**Problem to work on:**
Check each line of the records below for the word "JSON" and give the number of lines that have it, with nothing added.

**Records from a collection:**
►

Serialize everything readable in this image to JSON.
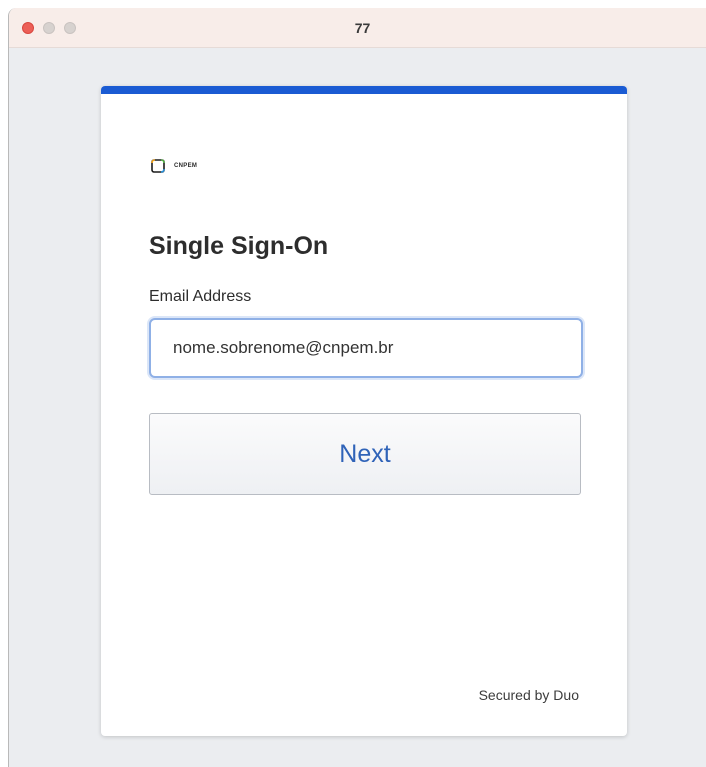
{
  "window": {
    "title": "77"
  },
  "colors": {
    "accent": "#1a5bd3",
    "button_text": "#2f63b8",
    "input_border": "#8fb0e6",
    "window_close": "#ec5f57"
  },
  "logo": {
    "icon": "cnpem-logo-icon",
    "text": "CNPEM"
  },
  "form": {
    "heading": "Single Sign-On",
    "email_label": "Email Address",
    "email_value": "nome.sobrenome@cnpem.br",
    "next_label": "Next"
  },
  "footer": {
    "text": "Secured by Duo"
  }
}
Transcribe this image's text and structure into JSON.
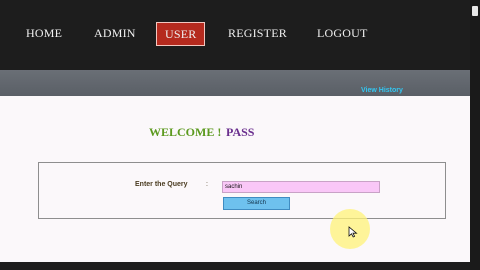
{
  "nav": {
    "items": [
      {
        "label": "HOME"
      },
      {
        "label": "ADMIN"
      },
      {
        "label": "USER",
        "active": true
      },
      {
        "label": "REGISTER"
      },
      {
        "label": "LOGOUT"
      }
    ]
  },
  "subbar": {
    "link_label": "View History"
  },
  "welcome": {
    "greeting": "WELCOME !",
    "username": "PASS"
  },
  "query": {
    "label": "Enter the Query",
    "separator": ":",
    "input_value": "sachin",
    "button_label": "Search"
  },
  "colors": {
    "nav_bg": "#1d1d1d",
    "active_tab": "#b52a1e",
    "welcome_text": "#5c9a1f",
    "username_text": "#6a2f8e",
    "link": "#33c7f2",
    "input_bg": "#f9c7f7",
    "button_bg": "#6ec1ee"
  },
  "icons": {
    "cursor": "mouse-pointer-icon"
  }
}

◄
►

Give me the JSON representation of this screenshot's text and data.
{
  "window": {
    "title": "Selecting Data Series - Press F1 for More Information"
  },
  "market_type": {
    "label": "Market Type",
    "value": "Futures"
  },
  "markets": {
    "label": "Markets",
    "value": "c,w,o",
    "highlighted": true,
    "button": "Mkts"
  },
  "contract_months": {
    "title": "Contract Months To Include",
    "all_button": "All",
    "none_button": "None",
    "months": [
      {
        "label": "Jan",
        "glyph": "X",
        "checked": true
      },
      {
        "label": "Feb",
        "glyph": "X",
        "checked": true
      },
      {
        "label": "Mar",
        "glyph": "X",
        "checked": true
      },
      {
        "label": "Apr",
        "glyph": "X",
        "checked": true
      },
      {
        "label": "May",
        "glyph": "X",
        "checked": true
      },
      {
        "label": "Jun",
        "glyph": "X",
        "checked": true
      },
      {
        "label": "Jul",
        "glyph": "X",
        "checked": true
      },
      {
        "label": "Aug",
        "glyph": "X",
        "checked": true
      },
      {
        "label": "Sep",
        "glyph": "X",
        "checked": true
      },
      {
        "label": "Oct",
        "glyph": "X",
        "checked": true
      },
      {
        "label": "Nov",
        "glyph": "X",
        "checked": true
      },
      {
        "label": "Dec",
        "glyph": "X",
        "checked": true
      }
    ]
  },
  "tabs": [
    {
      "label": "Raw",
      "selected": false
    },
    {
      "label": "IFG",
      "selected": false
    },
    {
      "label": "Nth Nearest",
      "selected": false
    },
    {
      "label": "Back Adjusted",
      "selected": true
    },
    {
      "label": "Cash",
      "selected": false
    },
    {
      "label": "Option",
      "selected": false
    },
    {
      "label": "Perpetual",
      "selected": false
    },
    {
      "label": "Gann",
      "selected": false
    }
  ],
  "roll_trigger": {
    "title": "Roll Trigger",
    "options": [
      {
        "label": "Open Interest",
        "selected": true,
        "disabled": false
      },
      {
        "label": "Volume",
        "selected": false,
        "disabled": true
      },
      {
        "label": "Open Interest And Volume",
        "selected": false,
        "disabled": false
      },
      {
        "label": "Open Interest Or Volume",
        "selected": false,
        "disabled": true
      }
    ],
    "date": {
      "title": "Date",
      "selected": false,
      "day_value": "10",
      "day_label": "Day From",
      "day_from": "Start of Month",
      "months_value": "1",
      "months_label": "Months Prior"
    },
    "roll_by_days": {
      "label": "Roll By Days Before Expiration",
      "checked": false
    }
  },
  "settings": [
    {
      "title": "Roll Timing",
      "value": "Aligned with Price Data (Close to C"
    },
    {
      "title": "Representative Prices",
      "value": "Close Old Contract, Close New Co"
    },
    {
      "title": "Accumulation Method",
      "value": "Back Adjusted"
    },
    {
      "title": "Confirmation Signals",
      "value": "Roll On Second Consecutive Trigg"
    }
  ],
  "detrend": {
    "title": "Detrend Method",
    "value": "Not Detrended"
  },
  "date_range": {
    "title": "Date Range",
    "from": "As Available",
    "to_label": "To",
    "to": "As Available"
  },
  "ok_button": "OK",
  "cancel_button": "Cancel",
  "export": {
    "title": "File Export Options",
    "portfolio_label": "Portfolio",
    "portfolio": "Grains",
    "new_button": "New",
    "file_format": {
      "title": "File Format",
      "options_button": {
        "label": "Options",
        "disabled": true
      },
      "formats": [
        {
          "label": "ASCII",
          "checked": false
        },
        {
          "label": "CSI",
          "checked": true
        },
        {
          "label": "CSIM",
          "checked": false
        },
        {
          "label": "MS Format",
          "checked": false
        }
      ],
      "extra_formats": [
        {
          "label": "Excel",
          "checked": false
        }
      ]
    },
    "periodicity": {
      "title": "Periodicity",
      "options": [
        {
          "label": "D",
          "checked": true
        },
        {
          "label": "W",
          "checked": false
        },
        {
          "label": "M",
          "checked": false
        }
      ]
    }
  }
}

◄
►

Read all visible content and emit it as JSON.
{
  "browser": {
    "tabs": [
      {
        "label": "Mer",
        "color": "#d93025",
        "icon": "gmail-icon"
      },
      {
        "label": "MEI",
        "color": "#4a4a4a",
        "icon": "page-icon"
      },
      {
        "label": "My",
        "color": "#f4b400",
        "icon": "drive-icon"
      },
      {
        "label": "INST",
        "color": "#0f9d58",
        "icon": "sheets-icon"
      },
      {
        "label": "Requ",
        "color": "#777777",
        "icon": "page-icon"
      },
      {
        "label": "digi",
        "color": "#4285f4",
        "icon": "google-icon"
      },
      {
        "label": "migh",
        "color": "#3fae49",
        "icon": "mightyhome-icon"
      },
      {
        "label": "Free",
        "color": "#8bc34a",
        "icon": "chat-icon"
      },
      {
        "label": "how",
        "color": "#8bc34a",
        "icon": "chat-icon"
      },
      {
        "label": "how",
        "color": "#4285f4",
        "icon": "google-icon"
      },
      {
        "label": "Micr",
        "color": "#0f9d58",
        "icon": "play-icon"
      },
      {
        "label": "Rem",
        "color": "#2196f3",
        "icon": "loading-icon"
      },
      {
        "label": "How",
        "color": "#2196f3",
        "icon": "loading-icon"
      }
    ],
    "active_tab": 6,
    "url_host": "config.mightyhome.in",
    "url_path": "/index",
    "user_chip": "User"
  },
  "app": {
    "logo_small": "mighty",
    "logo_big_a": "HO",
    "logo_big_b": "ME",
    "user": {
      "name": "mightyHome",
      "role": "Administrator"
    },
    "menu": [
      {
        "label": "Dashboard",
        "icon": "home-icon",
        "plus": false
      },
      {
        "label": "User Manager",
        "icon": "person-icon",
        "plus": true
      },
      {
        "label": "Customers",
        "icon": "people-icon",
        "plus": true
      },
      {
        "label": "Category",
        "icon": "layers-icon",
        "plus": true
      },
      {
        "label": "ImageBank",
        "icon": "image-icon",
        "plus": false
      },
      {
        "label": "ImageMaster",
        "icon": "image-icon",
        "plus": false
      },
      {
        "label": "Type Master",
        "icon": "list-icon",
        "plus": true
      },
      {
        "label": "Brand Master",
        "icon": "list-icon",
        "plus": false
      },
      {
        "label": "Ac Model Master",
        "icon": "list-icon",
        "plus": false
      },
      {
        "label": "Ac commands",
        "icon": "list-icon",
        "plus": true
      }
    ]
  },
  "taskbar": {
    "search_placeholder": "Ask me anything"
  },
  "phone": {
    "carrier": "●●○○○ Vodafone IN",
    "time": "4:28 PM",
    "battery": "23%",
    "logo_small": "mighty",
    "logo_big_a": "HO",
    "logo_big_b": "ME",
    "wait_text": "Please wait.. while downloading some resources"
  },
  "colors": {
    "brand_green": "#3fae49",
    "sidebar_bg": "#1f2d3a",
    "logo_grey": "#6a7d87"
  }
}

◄

**Answer area:**
4